LONDON (AP) -- Security was stepped up at events marking Armed Forces Day across Britain, officials said Saturday amid a news report that officials foiled a bomb attack by the Islamic State group on a military parade in London.
The announcement follows attacks in Tunisia, France and Kuwait on Friday. At least eight Britons were among the 39 people, mostly tourists, who were killed in the gun attack at Tunisian beach resort Sousse.
The Sun newspaper said police foiled an attack on a London military parade Saturday after an undercover reporter who obtained details on the plot alerted counter-terrorism officials. The paper said that an IS cell leader instructed the Sun's investigative reporter, who was posing as an aspiring militant, to target the parade.
Prime Minister David Cameron told reporters "heightened security" would be deployed at events paying tribute to Britain's military. He didn't elaborate. Police said they were also beefing up security for the annual gay pride parade in London on Saturday.
Police counterterrorism chief Mark Rowley said this was done "in light of recent events," but was "not in response to any specific threat." He declined to comment on individual plots.
Britain's terrorism threat remains at "severe," meaning an attack is considered highly likely.
The number of domestic terrorism-related arrests increased by about a third last year, as police try to halt those joining Islamic extremists in Syria.

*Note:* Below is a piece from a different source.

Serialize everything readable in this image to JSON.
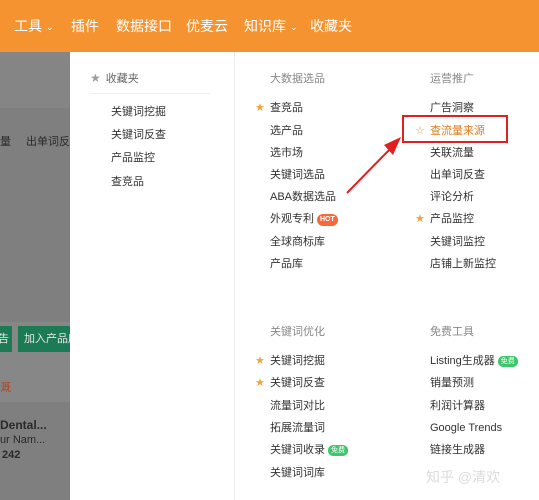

About 700 Britons are believed to have left the country to join militants.